■ Task statement ■
Every line containing the string "fulfillment" should be returned from the records.
____
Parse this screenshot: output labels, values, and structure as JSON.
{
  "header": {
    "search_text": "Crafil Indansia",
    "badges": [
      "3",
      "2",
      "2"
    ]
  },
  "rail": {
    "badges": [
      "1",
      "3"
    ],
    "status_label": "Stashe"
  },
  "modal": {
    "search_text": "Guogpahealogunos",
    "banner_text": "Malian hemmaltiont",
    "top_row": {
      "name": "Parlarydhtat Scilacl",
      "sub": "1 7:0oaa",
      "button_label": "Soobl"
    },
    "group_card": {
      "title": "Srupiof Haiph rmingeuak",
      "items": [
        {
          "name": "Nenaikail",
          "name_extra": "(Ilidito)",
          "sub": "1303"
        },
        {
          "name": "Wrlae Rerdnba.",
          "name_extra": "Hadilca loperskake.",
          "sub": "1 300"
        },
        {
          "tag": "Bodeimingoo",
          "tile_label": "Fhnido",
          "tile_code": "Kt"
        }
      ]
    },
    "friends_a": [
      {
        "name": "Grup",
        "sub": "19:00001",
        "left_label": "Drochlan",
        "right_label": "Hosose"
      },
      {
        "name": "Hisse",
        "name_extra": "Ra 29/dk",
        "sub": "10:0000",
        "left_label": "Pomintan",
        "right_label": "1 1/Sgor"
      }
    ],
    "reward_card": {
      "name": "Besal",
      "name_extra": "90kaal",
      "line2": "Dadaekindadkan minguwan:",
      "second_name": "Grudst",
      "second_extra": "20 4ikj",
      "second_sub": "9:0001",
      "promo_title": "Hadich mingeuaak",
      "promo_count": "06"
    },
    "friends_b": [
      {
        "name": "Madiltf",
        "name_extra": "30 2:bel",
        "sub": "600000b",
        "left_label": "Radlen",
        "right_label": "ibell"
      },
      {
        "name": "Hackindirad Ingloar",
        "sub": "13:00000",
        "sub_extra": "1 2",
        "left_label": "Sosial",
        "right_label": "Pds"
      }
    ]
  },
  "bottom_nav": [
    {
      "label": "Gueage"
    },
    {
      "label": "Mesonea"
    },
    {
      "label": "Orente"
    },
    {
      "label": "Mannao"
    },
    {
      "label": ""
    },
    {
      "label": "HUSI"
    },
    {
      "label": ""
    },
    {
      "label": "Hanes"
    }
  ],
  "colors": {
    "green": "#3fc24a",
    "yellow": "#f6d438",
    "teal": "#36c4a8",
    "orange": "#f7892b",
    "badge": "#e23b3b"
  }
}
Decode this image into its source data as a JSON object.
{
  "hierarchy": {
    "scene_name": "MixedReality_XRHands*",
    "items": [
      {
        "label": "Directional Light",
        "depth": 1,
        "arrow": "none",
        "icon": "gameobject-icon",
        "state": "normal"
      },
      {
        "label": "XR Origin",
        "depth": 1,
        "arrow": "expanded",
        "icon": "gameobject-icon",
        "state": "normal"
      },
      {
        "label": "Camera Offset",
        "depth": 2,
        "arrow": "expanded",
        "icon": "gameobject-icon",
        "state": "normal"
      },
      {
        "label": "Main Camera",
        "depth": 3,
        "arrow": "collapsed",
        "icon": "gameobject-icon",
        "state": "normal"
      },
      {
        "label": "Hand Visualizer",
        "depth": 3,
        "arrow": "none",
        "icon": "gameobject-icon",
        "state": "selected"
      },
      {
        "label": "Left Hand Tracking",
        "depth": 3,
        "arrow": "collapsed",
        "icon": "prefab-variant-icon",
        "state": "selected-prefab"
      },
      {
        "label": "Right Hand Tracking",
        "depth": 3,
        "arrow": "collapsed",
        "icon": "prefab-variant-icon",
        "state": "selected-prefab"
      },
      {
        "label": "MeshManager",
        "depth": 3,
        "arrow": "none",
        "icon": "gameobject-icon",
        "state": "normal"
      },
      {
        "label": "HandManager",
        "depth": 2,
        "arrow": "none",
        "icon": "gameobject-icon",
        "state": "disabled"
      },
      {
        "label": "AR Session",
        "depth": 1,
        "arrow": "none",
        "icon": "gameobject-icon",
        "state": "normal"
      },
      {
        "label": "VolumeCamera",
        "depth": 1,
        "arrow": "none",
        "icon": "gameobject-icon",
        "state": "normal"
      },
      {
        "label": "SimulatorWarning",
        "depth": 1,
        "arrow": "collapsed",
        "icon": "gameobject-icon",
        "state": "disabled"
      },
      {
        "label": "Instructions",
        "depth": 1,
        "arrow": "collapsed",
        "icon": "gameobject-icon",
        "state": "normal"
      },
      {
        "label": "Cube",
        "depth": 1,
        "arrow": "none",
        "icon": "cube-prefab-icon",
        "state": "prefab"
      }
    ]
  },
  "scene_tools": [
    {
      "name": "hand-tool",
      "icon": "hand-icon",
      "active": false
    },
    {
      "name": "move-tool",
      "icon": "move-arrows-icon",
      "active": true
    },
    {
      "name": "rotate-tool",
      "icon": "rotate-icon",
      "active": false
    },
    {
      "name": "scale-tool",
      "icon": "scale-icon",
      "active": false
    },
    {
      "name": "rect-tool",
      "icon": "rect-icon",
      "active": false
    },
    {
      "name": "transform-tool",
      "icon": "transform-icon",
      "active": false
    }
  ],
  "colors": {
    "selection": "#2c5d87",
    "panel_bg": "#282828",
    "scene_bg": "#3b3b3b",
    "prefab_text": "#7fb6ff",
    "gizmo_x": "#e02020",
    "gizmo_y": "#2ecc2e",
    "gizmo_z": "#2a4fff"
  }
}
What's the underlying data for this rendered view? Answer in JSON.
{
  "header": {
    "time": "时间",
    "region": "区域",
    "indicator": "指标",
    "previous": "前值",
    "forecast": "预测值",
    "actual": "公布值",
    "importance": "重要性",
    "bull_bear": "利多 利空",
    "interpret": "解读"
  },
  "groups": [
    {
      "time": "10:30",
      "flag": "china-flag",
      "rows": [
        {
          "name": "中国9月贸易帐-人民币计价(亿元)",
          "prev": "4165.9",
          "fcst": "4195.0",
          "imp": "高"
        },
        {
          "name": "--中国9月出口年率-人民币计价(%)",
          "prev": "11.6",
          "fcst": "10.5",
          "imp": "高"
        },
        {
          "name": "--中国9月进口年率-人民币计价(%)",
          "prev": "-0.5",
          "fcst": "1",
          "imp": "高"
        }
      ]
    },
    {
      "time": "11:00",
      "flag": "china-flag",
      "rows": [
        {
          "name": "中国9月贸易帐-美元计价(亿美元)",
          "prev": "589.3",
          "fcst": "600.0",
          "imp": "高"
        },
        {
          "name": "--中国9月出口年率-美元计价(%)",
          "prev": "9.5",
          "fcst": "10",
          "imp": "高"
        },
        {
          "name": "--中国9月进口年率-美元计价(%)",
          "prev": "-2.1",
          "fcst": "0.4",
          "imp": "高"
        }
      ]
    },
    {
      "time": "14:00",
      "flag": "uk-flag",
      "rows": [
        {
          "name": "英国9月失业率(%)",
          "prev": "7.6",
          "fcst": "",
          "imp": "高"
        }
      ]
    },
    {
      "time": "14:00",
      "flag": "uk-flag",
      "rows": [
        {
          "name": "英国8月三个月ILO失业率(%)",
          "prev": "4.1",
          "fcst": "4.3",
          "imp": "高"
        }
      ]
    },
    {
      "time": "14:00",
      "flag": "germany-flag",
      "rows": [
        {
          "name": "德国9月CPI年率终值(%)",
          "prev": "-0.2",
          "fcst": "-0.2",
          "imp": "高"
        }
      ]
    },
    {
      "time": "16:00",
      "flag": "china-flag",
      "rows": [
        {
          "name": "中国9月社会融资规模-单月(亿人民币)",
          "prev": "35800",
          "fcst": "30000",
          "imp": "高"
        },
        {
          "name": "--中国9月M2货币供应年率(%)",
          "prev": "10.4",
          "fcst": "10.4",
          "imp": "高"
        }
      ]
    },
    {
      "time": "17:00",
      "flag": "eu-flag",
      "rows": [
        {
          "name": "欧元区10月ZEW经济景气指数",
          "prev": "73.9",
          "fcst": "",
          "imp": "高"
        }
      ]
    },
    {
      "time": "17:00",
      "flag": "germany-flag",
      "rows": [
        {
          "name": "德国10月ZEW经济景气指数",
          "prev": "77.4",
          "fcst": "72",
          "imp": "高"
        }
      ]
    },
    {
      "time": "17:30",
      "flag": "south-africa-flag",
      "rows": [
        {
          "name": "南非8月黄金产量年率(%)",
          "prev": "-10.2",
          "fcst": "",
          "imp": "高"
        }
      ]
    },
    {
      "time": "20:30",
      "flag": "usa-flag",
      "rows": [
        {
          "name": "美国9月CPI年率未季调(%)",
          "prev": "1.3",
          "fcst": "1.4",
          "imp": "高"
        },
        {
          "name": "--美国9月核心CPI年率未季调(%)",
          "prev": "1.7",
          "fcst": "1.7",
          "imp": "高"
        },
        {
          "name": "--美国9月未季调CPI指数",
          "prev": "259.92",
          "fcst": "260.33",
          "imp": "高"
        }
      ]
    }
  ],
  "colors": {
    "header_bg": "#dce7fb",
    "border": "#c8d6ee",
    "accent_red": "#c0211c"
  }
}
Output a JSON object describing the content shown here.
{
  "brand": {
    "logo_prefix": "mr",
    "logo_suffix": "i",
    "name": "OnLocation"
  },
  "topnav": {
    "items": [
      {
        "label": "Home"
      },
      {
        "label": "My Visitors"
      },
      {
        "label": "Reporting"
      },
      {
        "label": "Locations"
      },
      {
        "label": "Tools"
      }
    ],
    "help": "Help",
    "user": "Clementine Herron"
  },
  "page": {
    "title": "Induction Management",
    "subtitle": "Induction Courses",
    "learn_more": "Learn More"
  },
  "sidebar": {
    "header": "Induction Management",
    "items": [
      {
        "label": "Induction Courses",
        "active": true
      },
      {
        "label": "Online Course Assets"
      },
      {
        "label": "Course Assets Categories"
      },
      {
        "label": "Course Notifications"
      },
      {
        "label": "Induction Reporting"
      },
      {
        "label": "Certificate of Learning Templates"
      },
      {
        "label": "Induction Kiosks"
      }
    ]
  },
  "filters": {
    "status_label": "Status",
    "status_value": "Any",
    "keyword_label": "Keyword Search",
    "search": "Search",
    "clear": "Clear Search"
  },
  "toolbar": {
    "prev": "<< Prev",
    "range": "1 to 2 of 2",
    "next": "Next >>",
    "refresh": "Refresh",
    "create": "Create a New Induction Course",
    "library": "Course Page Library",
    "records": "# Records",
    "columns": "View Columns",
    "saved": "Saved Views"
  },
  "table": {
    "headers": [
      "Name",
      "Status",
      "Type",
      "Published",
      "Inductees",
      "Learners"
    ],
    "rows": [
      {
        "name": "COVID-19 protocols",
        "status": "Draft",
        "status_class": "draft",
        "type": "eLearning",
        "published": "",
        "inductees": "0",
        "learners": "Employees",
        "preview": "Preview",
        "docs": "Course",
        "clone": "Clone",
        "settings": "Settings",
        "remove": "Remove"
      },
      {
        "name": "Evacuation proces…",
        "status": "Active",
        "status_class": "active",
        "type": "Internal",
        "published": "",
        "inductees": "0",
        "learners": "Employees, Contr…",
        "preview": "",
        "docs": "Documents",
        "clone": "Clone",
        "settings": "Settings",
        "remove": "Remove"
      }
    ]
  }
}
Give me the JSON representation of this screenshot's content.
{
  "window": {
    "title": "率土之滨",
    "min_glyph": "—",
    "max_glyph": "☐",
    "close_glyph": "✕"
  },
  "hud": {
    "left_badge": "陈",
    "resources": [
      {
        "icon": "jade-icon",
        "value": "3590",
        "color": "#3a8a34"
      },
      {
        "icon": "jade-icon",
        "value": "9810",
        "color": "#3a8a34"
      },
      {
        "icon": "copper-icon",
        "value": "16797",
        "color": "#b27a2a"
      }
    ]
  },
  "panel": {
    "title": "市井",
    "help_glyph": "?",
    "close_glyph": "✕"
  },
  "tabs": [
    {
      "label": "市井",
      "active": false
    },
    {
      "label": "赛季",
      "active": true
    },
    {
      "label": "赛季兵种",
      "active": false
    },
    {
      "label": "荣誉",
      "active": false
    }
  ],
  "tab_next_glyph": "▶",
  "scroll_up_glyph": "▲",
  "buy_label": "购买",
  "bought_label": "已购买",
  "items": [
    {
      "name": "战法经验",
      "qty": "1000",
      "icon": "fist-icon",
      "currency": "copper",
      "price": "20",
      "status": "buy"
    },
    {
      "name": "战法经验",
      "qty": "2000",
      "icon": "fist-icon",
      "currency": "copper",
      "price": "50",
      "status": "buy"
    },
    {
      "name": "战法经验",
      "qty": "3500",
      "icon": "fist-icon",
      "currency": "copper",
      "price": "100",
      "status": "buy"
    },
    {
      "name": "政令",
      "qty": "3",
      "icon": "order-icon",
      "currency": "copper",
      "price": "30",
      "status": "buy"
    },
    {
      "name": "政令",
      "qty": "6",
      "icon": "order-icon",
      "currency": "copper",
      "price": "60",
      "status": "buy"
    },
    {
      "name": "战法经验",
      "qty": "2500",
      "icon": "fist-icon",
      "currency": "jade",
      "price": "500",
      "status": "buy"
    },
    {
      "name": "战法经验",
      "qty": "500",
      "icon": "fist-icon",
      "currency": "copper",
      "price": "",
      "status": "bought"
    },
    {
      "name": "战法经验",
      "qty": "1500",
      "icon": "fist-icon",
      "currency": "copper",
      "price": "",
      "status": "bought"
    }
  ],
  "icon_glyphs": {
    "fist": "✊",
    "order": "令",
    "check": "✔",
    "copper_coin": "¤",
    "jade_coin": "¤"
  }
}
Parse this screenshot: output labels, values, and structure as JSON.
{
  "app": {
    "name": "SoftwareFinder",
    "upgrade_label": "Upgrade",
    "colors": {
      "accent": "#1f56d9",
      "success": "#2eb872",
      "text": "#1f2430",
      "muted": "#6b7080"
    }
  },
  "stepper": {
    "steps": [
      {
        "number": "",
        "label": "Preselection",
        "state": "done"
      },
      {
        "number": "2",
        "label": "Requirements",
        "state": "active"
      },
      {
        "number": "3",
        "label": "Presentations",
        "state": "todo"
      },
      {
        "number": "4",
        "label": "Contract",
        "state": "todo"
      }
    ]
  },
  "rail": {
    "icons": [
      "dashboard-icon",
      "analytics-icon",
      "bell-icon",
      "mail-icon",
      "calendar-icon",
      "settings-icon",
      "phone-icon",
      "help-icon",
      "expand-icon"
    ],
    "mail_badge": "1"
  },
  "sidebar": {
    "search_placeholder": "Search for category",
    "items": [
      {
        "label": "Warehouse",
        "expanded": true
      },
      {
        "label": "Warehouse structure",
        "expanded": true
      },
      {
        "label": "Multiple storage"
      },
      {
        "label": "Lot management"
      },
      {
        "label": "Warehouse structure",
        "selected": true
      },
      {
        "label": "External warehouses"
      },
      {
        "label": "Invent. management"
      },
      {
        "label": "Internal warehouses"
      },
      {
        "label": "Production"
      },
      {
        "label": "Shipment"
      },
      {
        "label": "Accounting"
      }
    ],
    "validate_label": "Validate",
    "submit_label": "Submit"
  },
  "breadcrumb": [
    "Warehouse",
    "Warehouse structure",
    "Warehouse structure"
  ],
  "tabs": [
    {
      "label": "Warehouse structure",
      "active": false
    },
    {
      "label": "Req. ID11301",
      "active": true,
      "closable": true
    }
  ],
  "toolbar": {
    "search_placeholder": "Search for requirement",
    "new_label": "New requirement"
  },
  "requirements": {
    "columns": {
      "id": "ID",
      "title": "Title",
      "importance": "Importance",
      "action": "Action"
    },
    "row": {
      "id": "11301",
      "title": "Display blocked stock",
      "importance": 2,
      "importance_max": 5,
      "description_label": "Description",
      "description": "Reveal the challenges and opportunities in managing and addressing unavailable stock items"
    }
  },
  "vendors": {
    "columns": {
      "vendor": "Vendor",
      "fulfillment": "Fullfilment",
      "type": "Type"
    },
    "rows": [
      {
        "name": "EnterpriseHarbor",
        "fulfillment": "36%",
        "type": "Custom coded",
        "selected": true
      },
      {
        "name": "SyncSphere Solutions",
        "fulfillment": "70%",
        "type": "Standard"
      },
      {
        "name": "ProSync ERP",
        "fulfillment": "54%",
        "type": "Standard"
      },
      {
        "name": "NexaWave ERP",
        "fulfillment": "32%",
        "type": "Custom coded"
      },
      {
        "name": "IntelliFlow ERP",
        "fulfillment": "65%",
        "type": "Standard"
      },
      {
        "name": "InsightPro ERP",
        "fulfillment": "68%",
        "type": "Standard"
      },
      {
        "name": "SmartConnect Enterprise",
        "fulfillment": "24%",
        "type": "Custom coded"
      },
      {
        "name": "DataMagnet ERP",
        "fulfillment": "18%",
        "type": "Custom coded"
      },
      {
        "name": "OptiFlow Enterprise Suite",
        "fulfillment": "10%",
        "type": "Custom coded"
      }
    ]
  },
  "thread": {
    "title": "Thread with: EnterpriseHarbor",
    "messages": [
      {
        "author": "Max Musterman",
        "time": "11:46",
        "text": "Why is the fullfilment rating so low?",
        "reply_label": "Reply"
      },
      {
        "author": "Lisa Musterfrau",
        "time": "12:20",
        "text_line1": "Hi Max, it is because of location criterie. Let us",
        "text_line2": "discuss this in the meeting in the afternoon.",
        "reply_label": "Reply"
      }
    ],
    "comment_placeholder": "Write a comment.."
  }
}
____
■ Reply to the task ■
      "fulfillment": "Fullfilment",
        "fulfillment": "36%",
        "fulfillment": "70%",
        "fulfillment": "54%",
        "fulfillment": "32%",
        "fulfillment": "65%",
        "fulfillment": "68%",
        "fulfillment": "24%",
        "fulfillment": "18%",
        "fulfillment": "10%",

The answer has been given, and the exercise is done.